After being paid to sit out the rest of their contracts, the show moved in 2004 to XM radio where they would later compete directly with Howard Stern on Sirius.  In 2006 with a resurgence of talk radio in New York following Stern's exit, the show would simulcast the first half of it's show to free radio leading to some interesting moments regarding content and language between the old FCC rules and the "anything goes" satellite show.

In 2014, the show came to an end when Anthony was fired following tweets he posted after he was assaulted in New York City one night.  SiriusXM kept Opie and cohost Jim Norton on in the morning until that show imploded about a year later when Gregg Hughes left SiriusXM.  Today, Jim Norton continues on at SiriusXM with "Jim and Sam (Roberts) In The Morning."  You can find Opie on the "Opie Radio" podcast and on YouTube.  Shortly after being let go from SiriusXM, Anthony Cumia launched "Compound Media" which is a monthly subscription service airing several modern "shock-jock" shows featuring mostly right-leaning political commentary and pop culture discussions without speech restrictions.

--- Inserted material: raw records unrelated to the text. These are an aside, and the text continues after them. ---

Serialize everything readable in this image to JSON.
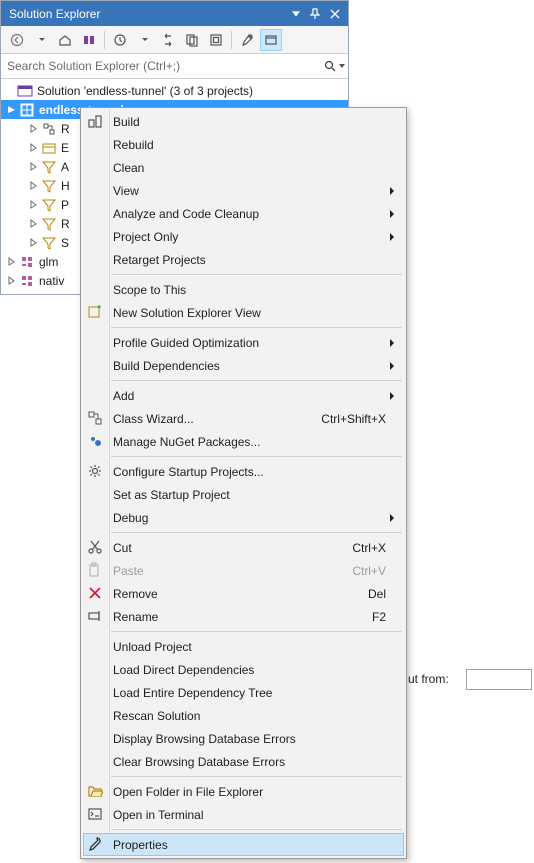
{
  "panel": {
    "title": "Solution Explorer",
    "search_placeholder": "Search Solution Explorer (Ctrl+;)",
    "solution_label": "Solution 'endless-tunnel' (3 of 3 projects)"
  },
  "tree": {
    "selected_project": "endless-tunnel",
    "items": [
      {
        "label": "R"
      },
      {
        "label": "E"
      },
      {
        "label": "A"
      },
      {
        "label": "H"
      },
      {
        "label": "P"
      },
      {
        "label": "R"
      },
      {
        "label": "S"
      }
    ],
    "siblings": [
      {
        "label": "glm"
      },
      {
        "label": "nativ"
      }
    ]
  },
  "bg": {
    "label_fragment": "ut from:"
  },
  "menu": {
    "build": "Build",
    "rebuild": "Rebuild",
    "clean": "Clean",
    "view": "View",
    "analyze": "Analyze and Code Cleanup",
    "project_only": "Project Only",
    "retarget": "Retarget Projects",
    "scope": "Scope to This",
    "new_view": "New Solution Explorer View",
    "pgo": "Profile Guided Optimization",
    "build_deps": "Build Dependencies",
    "add": "Add",
    "class_wizard": "Class Wizard...",
    "class_wizard_sc": "Ctrl+Shift+X",
    "nuget": "Manage NuGet Packages...",
    "config_startup": "Configure Startup Projects...",
    "set_startup": "Set as Startup Project",
    "debug": "Debug",
    "cut": "Cut",
    "cut_sc": "Ctrl+X",
    "paste": "Paste",
    "paste_sc": "Ctrl+V",
    "remove": "Remove",
    "remove_sc": "Del",
    "rename": "Rename",
    "rename_sc": "F2",
    "unload": "Unload Project",
    "load_direct": "Load Direct Dependencies",
    "load_tree": "Load Entire Dependency Tree",
    "rescan": "Rescan Solution",
    "disp_errors": "Display Browsing Database Errors",
    "clear_errors": "Clear Browsing Database Errors",
    "open_folder": "Open Folder in File Explorer",
    "open_terminal": "Open in Terminal",
    "properties": "Properties"
  }
}
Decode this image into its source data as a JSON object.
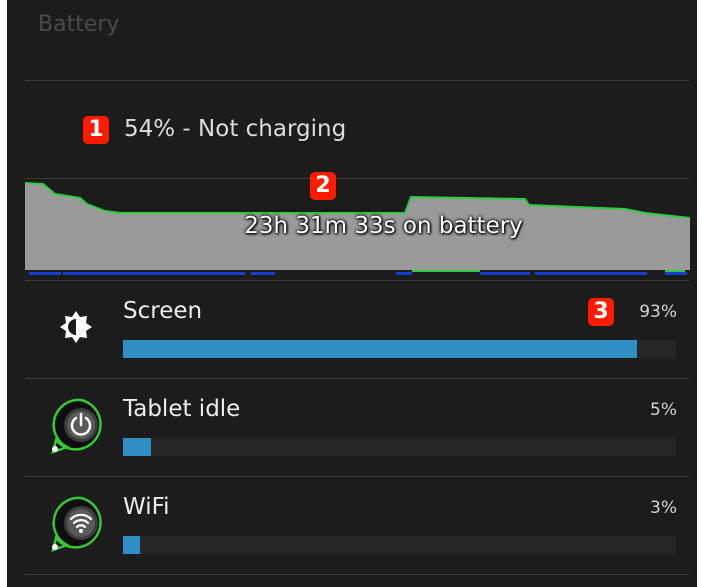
{
  "header": {
    "title": "Battery"
  },
  "status": {
    "text": "54% - Not charging"
  },
  "history": {
    "text": "23h 31m 33s on battery"
  },
  "badges": [
    "1",
    "2",
    "3"
  ],
  "usage": [
    {
      "label": "Screen",
      "percent_label": "93%",
      "percent": 93,
      "icon": "brightness-icon"
    },
    {
      "label": "Tablet idle",
      "percent_label": "5%",
      "percent": 5,
      "icon": "power-icon"
    },
    {
      "label": "WiFi",
      "percent_label": "3%",
      "percent": 3,
      "icon": "wifi-icon"
    }
  ],
  "colors": {
    "graph_fill": "#9a9a9a",
    "graph_line": "#2ecc40",
    "bar_fill": "#2f8fc4",
    "badge": "#ff1a00"
  }
}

Opie and Anthony's most important contribution to society is the introduction of many famous comedians to a national stage, such as Patrice O'Neal, Jim Florentine, Dan Soder, Greg Giraldo, Jim Jeffries, and Amy Schumer among many others.  You may even still find a few W.O.W. stickers on older trucks and stop signs in New York and New Jersey and Boston.

So there you have it, my top 5 Shock Jock Shows of the 90s!  Were you a fan of this format of talk radio?  Have any memories you'd like to share?  Which shows did you listen to (national or local)?  If you were a fan of "hot talk radio" did you convert to a podcast junkie like myself or did you just let it go when the movement ended?  Let us know in the comments below!